WHAT YOU ARE ASKED TO DO: Please return the records below exactly as they stand, with the pictures removed.

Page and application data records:
——

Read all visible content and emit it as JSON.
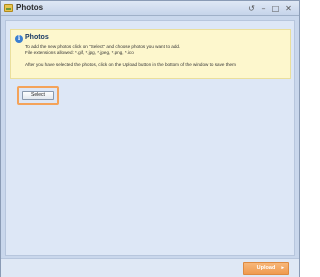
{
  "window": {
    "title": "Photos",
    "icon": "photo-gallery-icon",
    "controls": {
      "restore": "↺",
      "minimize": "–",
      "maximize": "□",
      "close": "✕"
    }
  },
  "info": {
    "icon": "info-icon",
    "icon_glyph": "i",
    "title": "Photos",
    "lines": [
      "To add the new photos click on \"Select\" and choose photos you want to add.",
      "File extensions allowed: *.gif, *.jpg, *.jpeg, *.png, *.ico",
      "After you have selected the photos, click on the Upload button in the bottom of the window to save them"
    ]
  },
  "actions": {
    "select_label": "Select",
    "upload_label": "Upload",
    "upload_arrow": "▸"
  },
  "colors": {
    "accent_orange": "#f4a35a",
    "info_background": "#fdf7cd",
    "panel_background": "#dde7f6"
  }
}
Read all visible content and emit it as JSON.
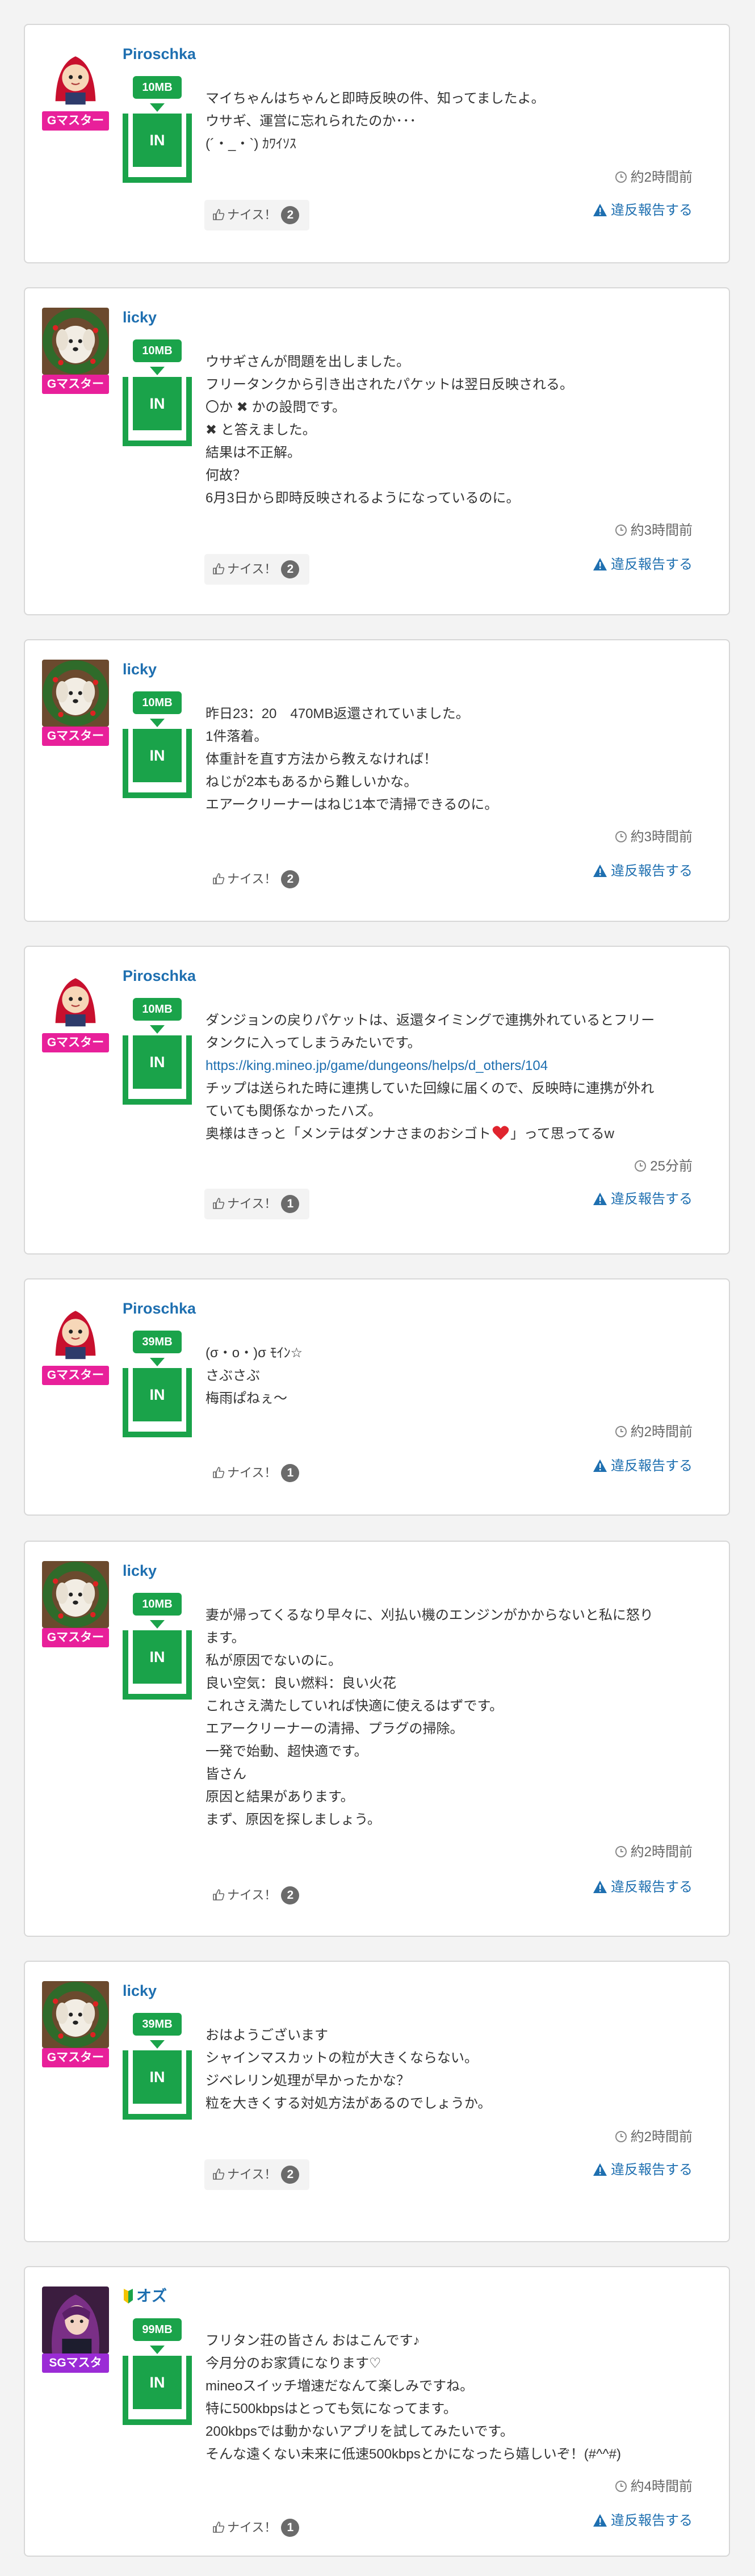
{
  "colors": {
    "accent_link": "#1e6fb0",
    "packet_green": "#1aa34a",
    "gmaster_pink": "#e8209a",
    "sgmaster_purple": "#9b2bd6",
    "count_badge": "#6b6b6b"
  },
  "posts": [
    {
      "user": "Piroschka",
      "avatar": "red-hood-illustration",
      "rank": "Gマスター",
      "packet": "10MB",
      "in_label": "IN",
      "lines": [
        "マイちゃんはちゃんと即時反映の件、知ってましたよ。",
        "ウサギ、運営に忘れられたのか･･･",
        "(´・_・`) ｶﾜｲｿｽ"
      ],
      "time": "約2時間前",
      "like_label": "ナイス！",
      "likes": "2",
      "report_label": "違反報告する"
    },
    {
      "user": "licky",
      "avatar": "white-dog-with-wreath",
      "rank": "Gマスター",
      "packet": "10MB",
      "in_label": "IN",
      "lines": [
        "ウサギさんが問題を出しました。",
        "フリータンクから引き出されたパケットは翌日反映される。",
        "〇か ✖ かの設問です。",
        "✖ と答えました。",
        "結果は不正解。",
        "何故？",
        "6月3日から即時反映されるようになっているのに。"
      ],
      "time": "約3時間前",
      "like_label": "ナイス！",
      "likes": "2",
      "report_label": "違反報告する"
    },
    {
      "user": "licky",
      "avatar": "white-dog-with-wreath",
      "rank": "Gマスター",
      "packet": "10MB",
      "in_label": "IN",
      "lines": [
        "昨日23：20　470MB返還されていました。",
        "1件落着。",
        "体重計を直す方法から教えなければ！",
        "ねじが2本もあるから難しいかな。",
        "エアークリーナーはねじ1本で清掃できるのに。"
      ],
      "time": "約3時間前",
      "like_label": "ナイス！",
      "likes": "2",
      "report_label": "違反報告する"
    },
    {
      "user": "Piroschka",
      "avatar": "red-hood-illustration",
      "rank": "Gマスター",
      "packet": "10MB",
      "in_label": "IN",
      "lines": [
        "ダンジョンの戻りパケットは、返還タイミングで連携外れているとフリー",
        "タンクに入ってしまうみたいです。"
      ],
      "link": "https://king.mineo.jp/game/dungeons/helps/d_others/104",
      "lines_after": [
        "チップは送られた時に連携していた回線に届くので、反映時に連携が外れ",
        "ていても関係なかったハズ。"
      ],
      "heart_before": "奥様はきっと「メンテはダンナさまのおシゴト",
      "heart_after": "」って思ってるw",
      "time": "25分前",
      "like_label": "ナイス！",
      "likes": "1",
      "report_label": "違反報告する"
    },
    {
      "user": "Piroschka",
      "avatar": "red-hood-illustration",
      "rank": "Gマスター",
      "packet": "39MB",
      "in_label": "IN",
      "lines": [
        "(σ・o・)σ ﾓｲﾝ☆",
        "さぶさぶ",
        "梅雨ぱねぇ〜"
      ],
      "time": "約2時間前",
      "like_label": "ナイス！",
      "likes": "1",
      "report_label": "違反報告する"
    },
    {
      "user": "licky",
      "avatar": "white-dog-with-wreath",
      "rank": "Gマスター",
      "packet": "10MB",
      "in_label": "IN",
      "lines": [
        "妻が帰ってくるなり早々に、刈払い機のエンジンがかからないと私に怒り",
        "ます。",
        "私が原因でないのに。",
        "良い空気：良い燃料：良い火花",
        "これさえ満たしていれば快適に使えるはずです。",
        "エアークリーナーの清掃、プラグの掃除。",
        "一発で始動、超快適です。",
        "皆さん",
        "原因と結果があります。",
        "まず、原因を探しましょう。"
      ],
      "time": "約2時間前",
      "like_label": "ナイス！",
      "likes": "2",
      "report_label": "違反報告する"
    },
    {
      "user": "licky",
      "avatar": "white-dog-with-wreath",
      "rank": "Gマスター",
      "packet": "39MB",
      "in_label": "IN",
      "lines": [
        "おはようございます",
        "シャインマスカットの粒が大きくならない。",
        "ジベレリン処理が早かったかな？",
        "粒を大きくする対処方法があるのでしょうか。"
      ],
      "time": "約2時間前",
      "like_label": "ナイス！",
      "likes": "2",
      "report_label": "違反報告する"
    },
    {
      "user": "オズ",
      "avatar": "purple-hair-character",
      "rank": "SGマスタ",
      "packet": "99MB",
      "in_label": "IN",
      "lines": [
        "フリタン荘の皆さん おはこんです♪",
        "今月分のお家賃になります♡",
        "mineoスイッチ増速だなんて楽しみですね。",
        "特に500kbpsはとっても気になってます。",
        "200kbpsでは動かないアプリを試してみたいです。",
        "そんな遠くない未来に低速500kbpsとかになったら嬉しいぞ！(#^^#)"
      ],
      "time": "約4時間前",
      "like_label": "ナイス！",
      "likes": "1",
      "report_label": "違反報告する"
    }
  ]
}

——

SOLVED EXERCISE:
Read all visible content and emit it as JSON.
{
  "window": {
    "title": "Photos",
    "icon": "photo-gallery-icon",
    "controls": {
      "restore": "↺",
      "minimize": "–",
      "maximize": "□",
      "close": "✕"
    }
  },
  "info": {
    "icon": "info-icon",
    "icon_glyph": "i",
    "title": "Photos",
    "lines": [
      "To add the new photos click on \"Select\" and choose photos you want to add.",
      "File extensions allowed: *.gif, *.jpg, *.jpeg, *.png, *.ico",
      "After you have selected the photos, click on the Upload button in the bottom of the window to save them"
    ]
  },
  "actions": {
    "select_label": "Select",
    "upload_label": "Upload",
    "upload_arrow": "▸"
  },
  "colors": {
    "accent_orange": "#f4a35a",
    "info_background": "#fdf7cd",
    "panel_background": "#dde7f6"
  }
}
Read all visible content and emit it as JSON.
{
  "colors": {
    "accent_link": "#1e6fb0",
    "packet_green": "#1aa34a",
    "gmaster_pink": "#e8209a",
    "sgmaster_purple": "#9b2bd6",
    "count_badge": "#6b6b6b"
  },
  "posts": [
    {
      "user": "Piroschka",
      "avatar": "red-hood-illustration",
      "rank": "Gマスター",
      "packet": "10MB",
      "in_label": "IN",
      "lines": [
        "マイちゃんはちゃんと即時反映の件、知ってましたよ。",
        "ウサギ、運営に忘れられたのか･･･",
        "(´・_・`) ｶﾜｲｿｽ"
      ],
      "time": "約2時間前",
      "like_label": "ナイス！",
      "likes": "2",
      "report_label": "違反報告する"
    },
    {
      "user": "licky",
      "avatar": "white-dog-with-wreath",
      "rank": "Gマスター",
      "packet": "10MB",
      "in_label": "IN",
      "lines": [
        "ウサギさんが問題を出しました。",
        "フリータンクから引き出されたパケットは翌日反映される。",
        "〇か ✖ かの設問です。",
        "✖ と答えました。",
        "結果は不正解。",
        "何故？",
        "6月3日から即時反映されるようになっているのに。"
      ],
      "time": "約3時間前",
      "like_label": "ナイス！",
      "likes": "2",
      "report_label": "違反報告する"
    },
    {
      "user": "licky",
      "avatar": "white-dog-with-wreath",
      "rank": "Gマスター",
      "packet": "10MB",
      "in_label": "IN",
      "lines": [
        "昨日23：20　470MB返還されていました。",
        "1件落着。",
        "体重計を直す方法から教えなければ！",
        "ねじが2本もあるから難しいかな。",
        "エアークリーナーはねじ1本で清掃できるのに。"
      ],
      "time": "約3時間前",
      "like_label": "ナイス！",
      "likes": "2",
      "report_label": "違反報告する"
    },
    {
      "user": "Piroschka",
      "avatar": "red-hood-illustration",
      "rank": "Gマスター",
      "packet": "10MB",
      "in_label": "IN",
      "lines": [
        "ダンジョンの戻りパケットは、返還タイミングで連携外れているとフリー",
        "タンクに入ってしまうみたいです。"
      ],
      "link": "https://king.mineo.jp/game/dungeons/helps/d_others/104",
      "lines_after": [
        "チップは送られた時に連携していた回線に届くので、反映時に連携が外れ",
        "ていても関係なかったハズ。"
      ],
      "heart_before": "奥様はきっと「メンテはダンナさまのおシゴト",
      "heart_after": "」って思ってるw",
      "time": "25分前",
      "like_label": "ナイス！",
      "likes": "1",
      "report_label": "違反報告する"
    },
    {
      "user": "Piroschka",
      "avatar": "red-hood-illustration",
      "rank": "Gマスター",
      "packet": "39MB",
      "in_label": "IN",
      "lines": [
        "(σ・o・)σ ﾓｲﾝ☆",
        "さぶさぶ",
        "梅雨ぱねぇ〜"
      ],
      "time": "約2時間前",
      "like_label": "ナイス！",
      "likes": "1",
      "report_label": "違反報告する"
    },
    {
      "user": "licky",
      "avatar": "white-dog-with-wreath",
      "rank": "Gマスター",
      "packet": "10MB",
      "in_label": "IN",
      "lines": [
        "妻が帰ってくるなり早々に、刈払い機のエンジンがかからないと私に怒り",
        "ます。",
        "私が原因でないのに。",
        "良い空気：良い燃料：良い火花",
        "これさえ満たしていれば快適に使えるはずです。",
        "エアークリーナーの清掃、プラグの掃除。",
        "一発で始動、超快適です。",
        "皆さん",
        "原因と結果があります。",
        "まず、原因を探しましょう。"
      ],
      "time": "約2時間前",
      "like_label": "ナイス！",
      "likes": "2",
      "report_label": "違反報告する"
    },
    {
      "user": "licky",
      "avatar": "white-dog-with-wreath",
      "rank": "Gマスター",
      "packet": "39MB",
      "in_label": "IN",
      "lines": [
        "おはようございます",
        "シャインマスカットの粒が大きくならない。",
        "ジベレリン処理が早かったかな？",
        "粒を大きくする対処方法があるのでしょうか。"
      ],
      "time": "約2時間前",
      "like_label": "ナイス！",
      "likes": "2",
      "report_label": "違反報告する"
    },
    {
      "user": "オズ",
      "avatar": "purple-hair-character",
      "rank": "SGマスタ",
      "packet": "99MB",
      "in_label": "IN",
      "lines": [
        "フリタン荘の皆さん おはこんです♪",
        "今月分のお家賃になります♡",
        "mineoスイッチ増速だなんて楽しみですね。",
        "特に500kbpsはとっても気になってます。",
        "200kbpsでは動かないアプリを試してみたいです。",
        "そんな遠くない未来に低速500kbpsとかになったら嬉しいぞ！(#^^#)"
      ],
      "time": "約4時間前",
      "like_label": "ナイス！",
      "likes": "1",
      "report_label": "違反報告する"
    }
  ]
}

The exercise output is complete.